• There are two points and with .${\ displaystyle P_ {1} (x_ {1} | y_ {1})}$ ${\ displaystyle P_ {2} (x_ {2} | y_ {2})}$ ${\ displaystyle x_ {1} \ neq x_ {2}}$ ${\ displaystyle y = y_ {1} + {\ frac {y_ {2} -y_ {1}} {x_ {2} -x_ {1}}} \ cdot (x-x_ {1})}$ or

${\ displaystyle y = y_ {1} {\ frac {x-x_ {2}} {x_ {1} -x_ {2}}} + y_ {2} {\ frac {x-x_ {1}} {x_ {2} -x_ {1}}}}$ ## Equation of a straight line in space ℝⁿ

### Point-direction equation

For each pair of a position vector (i.e. point) and a direction vector, there is a straight line which contains and runs in the direction , namely ${\ displaystyle (\ mathbf {p}, \ mathbf {r})}$ ${\ displaystyle \ mathbf {p} \ in \ mathbb {R} ^ {n}}$ ${\ displaystyle \ mathbf {r} \ in \ mathbb {R} ^ {n} \ setminus \ {0 \}}$ ${\ displaystyle g}$ ${\ displaystyle \ mathbf {p}}$ ${\ displaystyle \ mathbf {r}}$ ${\ displaystyle g = \ {\ mathbf {p} + \ lambda \ mathbf {r} \ mid \ lambda \ in \ mathbb {R} \}}$ .

### Two point equation

Let two position vectors (i.e. points) be given with . Then there is a uniquely determined straight line that contains and , namely ${\ displaystyle \ mathbf {p} _ {1}, \ mathbf {p} _ {2} \ in \ mathbb {R} ^ {n}}$ ${\ displaystyle \ mathbf {p} _ {1} \ neq \ mathbf {p} _ {2}}$ ${\ displaystyle g}$ ${\ displaystyle \ mathbf {p} _ {1}}$ ${\ displaystyle \ mathbf {p} _ {2}}$ ${\ displaystyle g = \ {\ mathbf {p} _ {1} + \ lambda (\ mathbf {p} _ {2} - \ mathbf {p} _ {1}) \ mid \ lambda \ in \ mathbb {R } \} = \ {(1- \ lambda) \ mathbf {p} _ {1} + \ lambda \ mathbf {p} _ {2} \ mid \ lambda \ in \ mathbb {R} \}}$ .

## Position of two straight lines to one another

Two straight lines can have the following positional relationships to one another.

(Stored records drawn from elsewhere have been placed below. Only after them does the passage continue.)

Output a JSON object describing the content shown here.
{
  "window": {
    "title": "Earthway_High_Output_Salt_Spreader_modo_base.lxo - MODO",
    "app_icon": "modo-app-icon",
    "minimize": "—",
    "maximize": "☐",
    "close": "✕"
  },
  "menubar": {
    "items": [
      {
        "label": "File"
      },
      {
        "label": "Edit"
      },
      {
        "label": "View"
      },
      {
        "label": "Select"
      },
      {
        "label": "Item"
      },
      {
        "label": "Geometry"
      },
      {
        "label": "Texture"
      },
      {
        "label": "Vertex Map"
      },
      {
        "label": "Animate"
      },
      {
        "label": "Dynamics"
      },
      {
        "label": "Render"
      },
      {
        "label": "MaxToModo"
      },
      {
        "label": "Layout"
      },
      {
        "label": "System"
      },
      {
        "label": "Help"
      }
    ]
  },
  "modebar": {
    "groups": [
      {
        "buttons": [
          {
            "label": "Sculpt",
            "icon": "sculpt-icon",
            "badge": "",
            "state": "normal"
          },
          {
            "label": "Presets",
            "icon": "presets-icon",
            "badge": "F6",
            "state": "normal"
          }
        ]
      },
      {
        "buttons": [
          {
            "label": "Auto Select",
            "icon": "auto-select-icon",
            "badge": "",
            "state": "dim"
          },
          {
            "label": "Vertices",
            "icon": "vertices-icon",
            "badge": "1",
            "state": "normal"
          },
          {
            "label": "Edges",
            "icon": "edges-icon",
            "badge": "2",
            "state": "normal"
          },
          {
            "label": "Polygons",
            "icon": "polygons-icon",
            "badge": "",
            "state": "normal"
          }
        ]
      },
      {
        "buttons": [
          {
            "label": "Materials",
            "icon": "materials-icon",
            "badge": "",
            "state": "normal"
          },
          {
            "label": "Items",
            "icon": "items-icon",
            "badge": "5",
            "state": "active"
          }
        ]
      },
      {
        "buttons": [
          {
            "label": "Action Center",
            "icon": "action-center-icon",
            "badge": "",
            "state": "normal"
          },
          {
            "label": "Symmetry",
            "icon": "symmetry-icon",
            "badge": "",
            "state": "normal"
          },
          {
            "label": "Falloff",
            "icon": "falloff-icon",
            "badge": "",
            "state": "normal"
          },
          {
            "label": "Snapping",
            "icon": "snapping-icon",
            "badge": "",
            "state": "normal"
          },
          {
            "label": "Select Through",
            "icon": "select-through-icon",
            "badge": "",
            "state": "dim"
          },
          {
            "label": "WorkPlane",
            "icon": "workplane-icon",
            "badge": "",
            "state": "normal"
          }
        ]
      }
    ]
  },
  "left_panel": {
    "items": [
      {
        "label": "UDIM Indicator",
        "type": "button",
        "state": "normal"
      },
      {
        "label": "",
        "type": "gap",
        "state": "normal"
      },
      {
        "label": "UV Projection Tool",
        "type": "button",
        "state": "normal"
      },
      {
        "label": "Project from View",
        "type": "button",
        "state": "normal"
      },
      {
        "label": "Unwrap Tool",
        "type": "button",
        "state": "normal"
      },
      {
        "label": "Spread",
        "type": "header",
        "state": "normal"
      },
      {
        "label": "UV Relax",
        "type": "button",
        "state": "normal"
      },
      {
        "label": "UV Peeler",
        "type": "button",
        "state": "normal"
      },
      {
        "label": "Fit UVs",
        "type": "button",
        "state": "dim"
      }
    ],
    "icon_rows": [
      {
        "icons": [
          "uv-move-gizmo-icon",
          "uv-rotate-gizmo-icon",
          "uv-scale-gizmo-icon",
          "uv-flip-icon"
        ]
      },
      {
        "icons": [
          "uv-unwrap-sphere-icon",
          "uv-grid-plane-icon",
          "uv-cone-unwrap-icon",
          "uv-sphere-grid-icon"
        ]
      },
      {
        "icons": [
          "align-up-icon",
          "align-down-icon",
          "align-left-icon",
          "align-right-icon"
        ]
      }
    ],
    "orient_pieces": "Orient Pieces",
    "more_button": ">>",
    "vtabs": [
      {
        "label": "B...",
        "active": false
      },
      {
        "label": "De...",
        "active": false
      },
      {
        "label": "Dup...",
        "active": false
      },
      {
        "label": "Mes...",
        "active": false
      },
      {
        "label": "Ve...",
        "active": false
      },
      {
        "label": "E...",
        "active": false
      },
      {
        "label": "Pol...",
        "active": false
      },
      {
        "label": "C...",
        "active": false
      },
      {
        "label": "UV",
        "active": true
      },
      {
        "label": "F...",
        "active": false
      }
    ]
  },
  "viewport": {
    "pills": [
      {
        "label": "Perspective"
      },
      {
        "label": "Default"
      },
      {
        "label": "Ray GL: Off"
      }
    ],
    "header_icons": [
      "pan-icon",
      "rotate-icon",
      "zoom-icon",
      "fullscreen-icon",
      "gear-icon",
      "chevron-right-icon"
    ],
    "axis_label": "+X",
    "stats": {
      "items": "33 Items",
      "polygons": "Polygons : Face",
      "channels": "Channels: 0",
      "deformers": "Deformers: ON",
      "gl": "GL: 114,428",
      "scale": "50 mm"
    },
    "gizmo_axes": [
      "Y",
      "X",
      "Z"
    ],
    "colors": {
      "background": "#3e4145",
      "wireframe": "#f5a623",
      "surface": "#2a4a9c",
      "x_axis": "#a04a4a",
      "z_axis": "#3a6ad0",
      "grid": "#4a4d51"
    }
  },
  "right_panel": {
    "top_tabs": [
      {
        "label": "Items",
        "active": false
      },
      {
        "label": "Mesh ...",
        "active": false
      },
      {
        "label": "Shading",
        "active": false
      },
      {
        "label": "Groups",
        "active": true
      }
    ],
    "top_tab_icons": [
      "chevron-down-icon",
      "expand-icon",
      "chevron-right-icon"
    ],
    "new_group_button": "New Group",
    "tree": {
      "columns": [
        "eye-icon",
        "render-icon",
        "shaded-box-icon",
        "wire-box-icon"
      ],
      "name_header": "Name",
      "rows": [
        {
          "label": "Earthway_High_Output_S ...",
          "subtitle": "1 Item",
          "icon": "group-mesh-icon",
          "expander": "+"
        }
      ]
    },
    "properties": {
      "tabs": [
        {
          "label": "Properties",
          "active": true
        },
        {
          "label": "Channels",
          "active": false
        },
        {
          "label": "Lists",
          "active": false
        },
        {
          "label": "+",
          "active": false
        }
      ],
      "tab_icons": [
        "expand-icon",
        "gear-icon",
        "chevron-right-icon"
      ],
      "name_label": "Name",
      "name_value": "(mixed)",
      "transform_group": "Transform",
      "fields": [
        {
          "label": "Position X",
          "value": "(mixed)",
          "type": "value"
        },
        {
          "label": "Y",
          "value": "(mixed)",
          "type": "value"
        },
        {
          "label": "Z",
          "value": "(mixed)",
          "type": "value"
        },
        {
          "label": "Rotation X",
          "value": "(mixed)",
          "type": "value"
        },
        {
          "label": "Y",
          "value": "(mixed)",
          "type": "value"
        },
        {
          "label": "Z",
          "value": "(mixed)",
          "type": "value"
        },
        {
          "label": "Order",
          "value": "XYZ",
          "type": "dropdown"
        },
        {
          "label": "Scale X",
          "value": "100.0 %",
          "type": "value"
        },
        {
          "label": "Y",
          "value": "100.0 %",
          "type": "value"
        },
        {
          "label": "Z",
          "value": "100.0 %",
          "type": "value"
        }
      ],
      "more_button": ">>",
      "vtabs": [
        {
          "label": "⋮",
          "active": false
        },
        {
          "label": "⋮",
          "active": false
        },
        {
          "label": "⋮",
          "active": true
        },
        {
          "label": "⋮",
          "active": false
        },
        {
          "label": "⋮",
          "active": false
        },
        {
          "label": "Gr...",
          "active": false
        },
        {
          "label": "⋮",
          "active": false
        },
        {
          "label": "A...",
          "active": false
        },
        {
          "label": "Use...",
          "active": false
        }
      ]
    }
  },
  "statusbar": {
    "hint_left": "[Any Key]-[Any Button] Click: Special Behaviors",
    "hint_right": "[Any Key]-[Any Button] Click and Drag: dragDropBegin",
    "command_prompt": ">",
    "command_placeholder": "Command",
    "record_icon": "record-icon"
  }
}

You can:

• Be the same: Both lines have all points in common.
• Have an intersection: Both straight lines have exactly one point in common (especially: perpendicular to each other).
• Really parallel to each other: Both straight lines have no point in common and can be converted into each other by shifting.
• Being skewed to one another: Both straight lines have no point in common, but cannot be converted into one another by a shift alone (from at least three dimensions ).

In the sense of the theory of relations , one speaks of parallelism when both lines are identical; in particular, each line is parallel to itself. To be more precise, a distinction is then made between genuinely parallel and identical .

## The straight line in technology and surveying

In technical fields, the straight line is the most important element for constructions , for routing , for location determination and for measuring coordinates :

During measurements it is represented by the sighting axis of a measuring telescope or a laser , in construction it is represented by a batter board .